(App and web page records)
+ + + +

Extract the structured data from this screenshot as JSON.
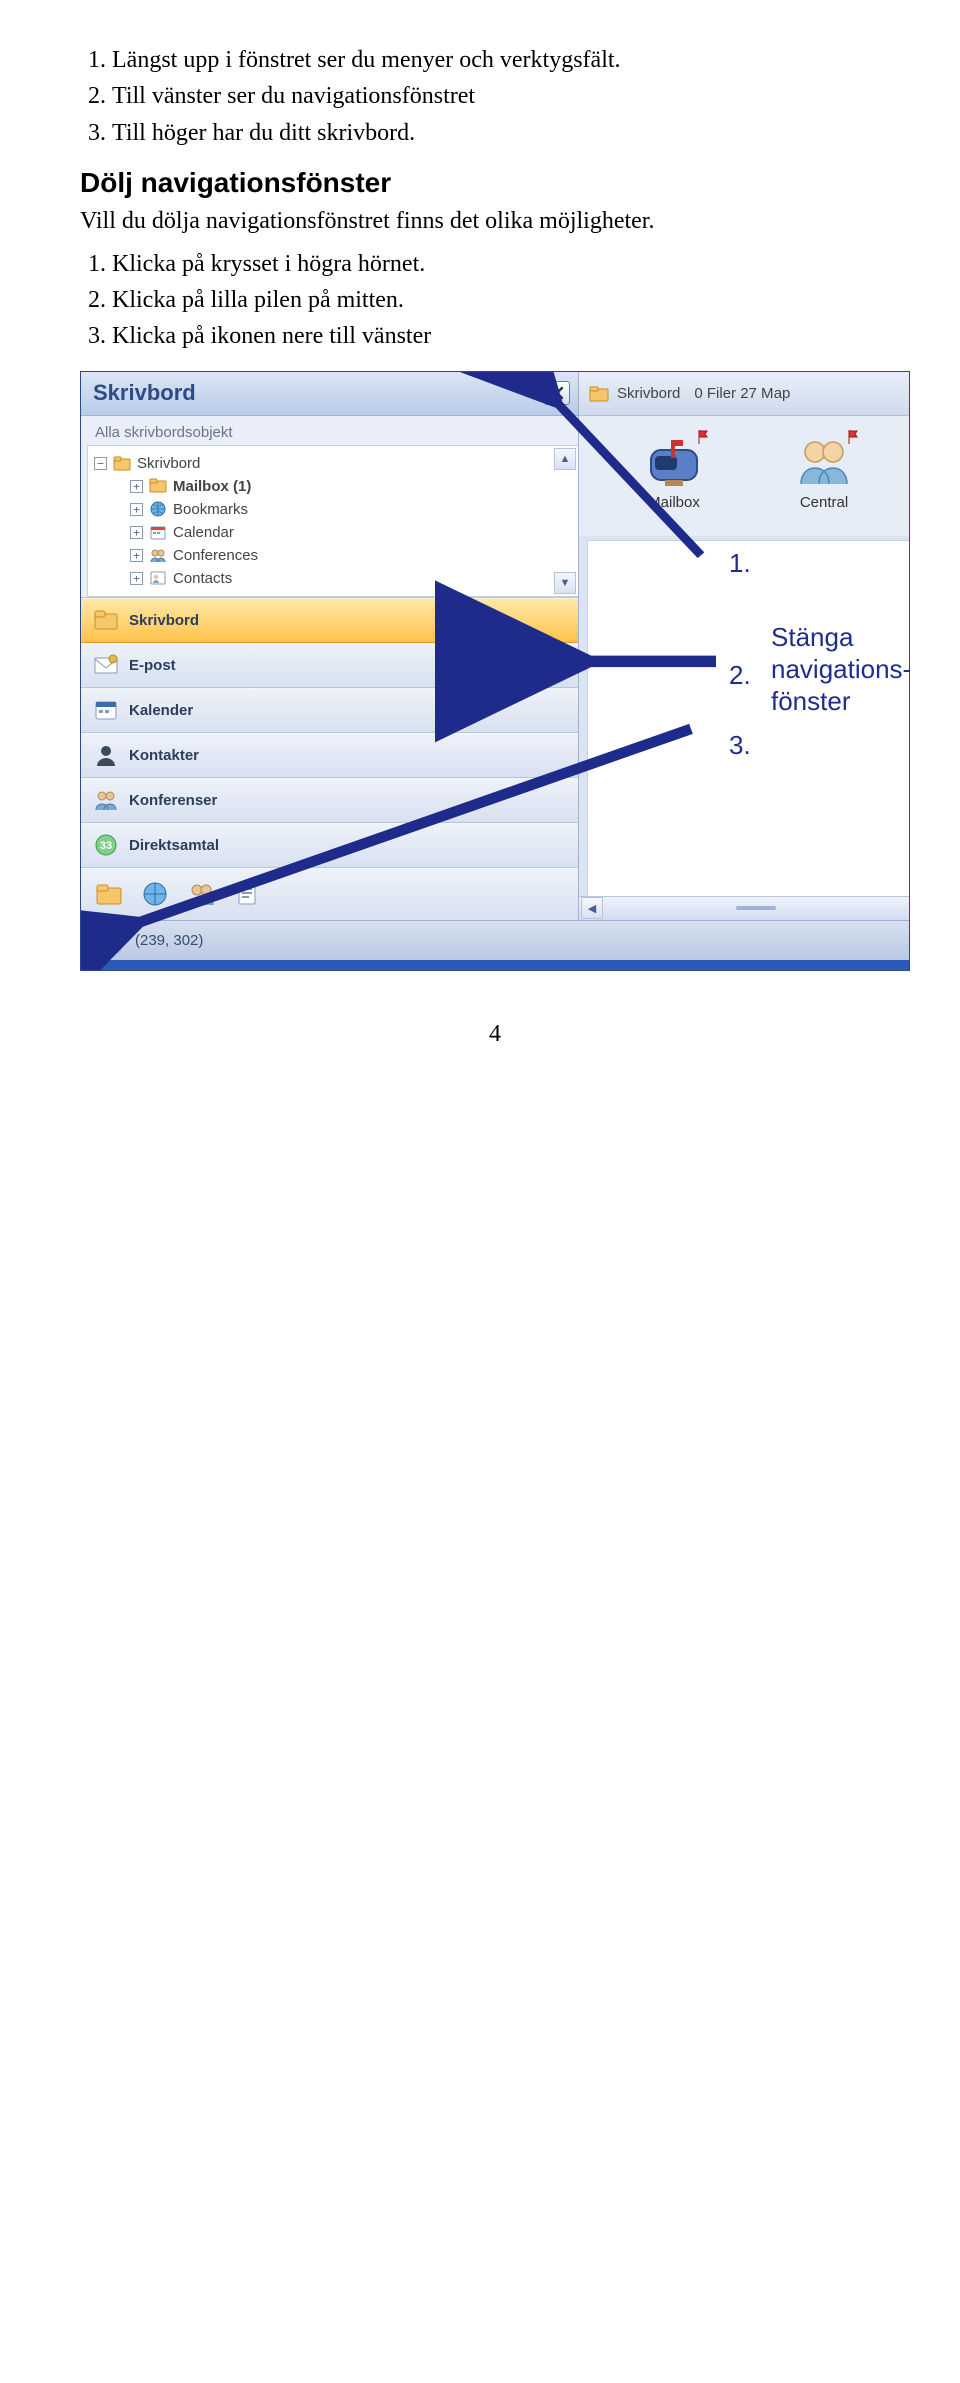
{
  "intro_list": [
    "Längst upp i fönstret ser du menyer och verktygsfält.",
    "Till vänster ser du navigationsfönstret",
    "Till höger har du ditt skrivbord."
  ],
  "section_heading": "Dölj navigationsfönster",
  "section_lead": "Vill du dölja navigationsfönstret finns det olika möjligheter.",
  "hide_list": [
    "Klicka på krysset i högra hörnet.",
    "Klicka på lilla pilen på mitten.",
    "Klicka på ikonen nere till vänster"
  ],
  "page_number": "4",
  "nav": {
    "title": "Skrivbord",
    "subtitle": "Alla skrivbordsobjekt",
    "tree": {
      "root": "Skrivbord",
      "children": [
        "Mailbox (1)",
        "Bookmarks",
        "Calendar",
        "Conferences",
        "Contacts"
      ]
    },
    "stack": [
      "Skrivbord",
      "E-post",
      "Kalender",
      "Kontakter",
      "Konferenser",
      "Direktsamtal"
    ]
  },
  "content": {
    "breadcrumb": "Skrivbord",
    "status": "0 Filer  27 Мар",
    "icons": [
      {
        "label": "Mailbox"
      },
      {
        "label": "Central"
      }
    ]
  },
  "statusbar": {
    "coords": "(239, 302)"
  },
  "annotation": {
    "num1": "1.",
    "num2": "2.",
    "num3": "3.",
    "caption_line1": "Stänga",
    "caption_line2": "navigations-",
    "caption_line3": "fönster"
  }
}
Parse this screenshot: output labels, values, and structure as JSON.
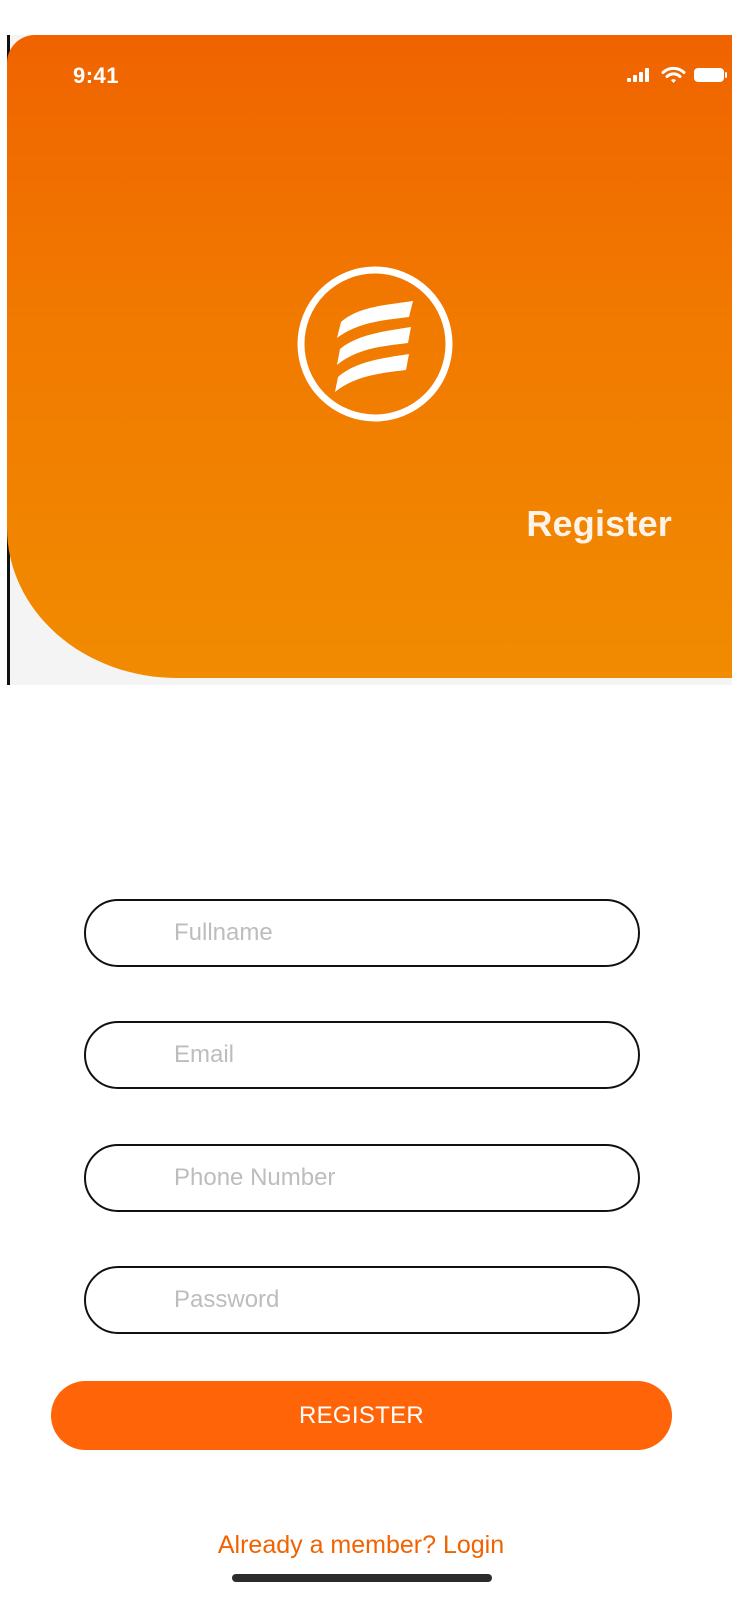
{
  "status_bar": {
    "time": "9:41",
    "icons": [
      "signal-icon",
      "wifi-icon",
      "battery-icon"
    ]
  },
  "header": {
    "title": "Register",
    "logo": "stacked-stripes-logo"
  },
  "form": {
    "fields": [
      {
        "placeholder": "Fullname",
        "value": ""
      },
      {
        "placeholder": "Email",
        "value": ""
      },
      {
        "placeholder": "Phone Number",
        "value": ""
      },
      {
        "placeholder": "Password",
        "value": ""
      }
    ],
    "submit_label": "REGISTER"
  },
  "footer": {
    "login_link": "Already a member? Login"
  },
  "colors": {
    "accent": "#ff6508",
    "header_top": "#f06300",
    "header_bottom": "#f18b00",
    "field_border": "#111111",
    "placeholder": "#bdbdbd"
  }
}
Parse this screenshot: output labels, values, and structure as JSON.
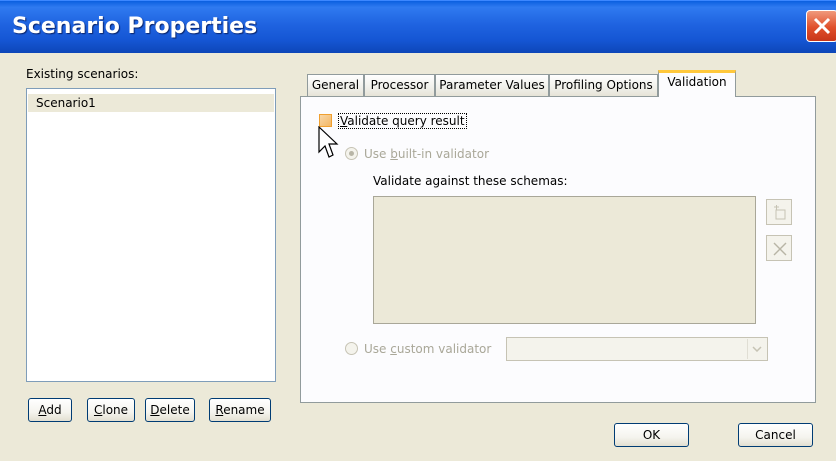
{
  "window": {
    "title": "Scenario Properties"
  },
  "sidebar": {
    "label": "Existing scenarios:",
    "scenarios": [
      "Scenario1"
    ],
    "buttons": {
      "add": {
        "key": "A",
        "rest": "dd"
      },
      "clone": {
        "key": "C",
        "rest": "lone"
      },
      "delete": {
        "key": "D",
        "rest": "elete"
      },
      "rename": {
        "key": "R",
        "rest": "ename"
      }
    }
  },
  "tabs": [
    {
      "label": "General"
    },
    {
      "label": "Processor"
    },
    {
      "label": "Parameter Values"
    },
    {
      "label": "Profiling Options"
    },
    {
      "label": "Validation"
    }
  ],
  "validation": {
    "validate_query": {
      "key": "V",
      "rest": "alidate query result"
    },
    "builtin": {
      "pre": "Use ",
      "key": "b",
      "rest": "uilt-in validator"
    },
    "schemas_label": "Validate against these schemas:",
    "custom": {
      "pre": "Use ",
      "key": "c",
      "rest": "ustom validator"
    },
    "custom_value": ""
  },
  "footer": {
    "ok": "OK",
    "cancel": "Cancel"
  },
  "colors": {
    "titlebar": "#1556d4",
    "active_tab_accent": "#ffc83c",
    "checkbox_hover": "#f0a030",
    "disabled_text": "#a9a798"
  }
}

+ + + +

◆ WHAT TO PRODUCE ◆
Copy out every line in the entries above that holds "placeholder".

◆ ANSWER BOX ◆
        "placeholder": "Fullname",
        "placeholder": "Email",
        "placeholder": "Phone Number",
        "placeholder": "Password",
    "placeholder": "#bdbdbd"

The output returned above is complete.